A Quick Microsoft Access 2000 Tutorial
By Charles W. Neville, © Charles W. Neville, March 2001
The CurrentProducts query that you developed and saved in the last chapter only displays the ProductID, ProductName, and CategoryID fields of the products which have not been discontinued. These fields, and the Discontinued field, are all part of the Products table, so you only needed that one table in the design of the query.
But suppose you wanted to change the query so it would also present the name of the supplier of each product, and the suppliers telephone number. The supplier name is available in the Products table in the SupplierID field. (Strictly speaking, this isn't true; instead the numerical SupplierID is available. But the designers of the Northwind sample database made it appear as though the supplier name is available.) However, the supplier's telephone number is NOT available in the Products table, so we have to use a second table, the Suppliers table, where it is available.
Let us convert the CurrentProducts query to a multi-table query.
Step 1. Be sure the Queries tab is selected and visible in the database window. Open the CurrentProducts query in design view by selecting it and then clicking on the Design button at the top of the database window.
If all goes well, you will see the the familiar CurrentProducts query you designed, tested, and saved in the last chapter.

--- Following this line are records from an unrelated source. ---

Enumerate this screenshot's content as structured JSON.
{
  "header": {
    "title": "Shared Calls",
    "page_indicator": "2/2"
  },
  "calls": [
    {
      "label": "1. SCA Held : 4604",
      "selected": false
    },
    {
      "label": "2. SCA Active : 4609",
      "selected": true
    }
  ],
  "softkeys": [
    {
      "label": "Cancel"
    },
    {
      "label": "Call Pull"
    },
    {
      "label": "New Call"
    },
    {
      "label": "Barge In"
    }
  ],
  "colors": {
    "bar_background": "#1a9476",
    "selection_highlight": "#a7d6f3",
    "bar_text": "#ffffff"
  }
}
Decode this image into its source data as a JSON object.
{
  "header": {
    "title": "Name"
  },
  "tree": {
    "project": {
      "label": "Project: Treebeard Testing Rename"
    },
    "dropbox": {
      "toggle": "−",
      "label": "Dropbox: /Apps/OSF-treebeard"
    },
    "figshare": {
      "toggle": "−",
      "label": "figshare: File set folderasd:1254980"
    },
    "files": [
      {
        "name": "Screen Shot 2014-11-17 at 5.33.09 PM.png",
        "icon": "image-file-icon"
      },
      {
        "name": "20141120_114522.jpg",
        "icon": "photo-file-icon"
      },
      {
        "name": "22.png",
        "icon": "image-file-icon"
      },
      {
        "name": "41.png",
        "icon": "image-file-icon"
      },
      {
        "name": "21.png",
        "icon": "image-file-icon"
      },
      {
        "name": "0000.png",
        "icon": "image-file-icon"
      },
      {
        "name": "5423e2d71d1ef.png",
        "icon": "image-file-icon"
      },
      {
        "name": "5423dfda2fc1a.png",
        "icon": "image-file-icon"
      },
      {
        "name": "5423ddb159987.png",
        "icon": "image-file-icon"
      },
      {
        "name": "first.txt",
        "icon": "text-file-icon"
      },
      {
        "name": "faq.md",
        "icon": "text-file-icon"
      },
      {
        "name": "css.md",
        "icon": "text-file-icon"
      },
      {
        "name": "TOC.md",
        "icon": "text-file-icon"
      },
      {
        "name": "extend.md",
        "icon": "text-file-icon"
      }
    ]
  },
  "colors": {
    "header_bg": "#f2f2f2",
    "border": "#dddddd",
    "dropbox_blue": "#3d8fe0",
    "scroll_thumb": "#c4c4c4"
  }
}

Step 2. Click on the Query menu and then click Show Table to display the Show Table dialog box.
Step 3. When the Show Table dialog box appears, select the Suppliers table and press the Add button.
Step 4. Close the Show Table dialog box by pressing the Close button. If all goes well, you will see both the Products table and the Suppliers table in the design view window.

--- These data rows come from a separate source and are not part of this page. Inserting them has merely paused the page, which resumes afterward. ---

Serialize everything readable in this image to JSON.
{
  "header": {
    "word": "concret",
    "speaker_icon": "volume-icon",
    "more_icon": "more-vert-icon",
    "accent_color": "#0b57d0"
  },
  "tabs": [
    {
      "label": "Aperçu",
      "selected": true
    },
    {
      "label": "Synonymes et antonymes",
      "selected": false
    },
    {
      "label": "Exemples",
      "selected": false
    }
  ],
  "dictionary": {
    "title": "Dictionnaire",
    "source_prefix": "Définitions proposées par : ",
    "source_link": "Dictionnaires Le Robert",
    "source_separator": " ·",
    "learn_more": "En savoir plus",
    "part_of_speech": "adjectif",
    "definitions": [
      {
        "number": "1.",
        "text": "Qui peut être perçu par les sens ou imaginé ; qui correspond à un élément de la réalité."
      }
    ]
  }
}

The line running from Products to Suppliers denotes a many-one relationship between the two tables. Microsoft Access 2000 incorporates relationships as objects separate from tables, so you can design directly from Entity-Relationship diagrams. Access also uses relationships to automatically generate joins between tables. In this chapter of the tutorial, you can safely ignore relationships.
Step 5. Be sure the cursor is in the box in the Tables row immediately to the right of the Discontinued column. Press the button in the box to display the table choices. Select Suppliers.
Step 6. Click on the box of the Field row just above where you selected the Suppliers table, so you can choose the proper field from the Suppliers table.
Step 7. Press the button again to display the field choices for the Suppliers table. Select SupplierID.
Step 8. Enter Products.SupplierID in the box in the Criteria row and the Suppliers column. This will guarantee that Suppliers.SupplierID = Products.SupplierID, so that you will match up the correct product with the correct supplier.
Note. Strictly speaking, this is not necessary because of the Microsoft Access many-one relationship between Products and Suppliers. But we have included it for clarity. (Remember, we are ignoring Access relationships in this chapter.)
Step 9. Click the check box in the Suppliers column to uncheck it.
Step 10. Repeat steps 5 through 7 in the blank column immediately to the right of the Suppliers column you just completed. Select the Suppliers table and the CompanyName field. Be sure you leave the check box checked, and be sure you leave the box in the Criteria row blank.
Step 11. Repeat this in the next blank column immediately to the right of the Suppliers column you just completed. Select the Suppliers table and the Phone field. This completes the multi-table query.
Remember, you should always test a new query by running it.
Step 1. Run the completed query.
Carefully examine the table of results. It appears to be correct, so the completed query appears to be correct.
Save the completed multi-column query for future use as CurrentProductsAndSuppliers. (The period is there for grammatical reasons and is not part of the name.) Be sure you use Save As rather than Save from the File menu, because Save doesn't allow you rename the query.
Let us look at the SQL behind the query by displaying the query in SQL View.
Step 1. Click on the View menu, and then click SQL View.
If all goes well, the SQL View display of the query will look like
Note. The INNER JOIN appears in the SQL because of the Access many-one relationship between the Products table and the Suppliers table. The query will work correctly without the INNER JOIN, as we shall see in the next chapter.
The next thing to do is to study SQL Queries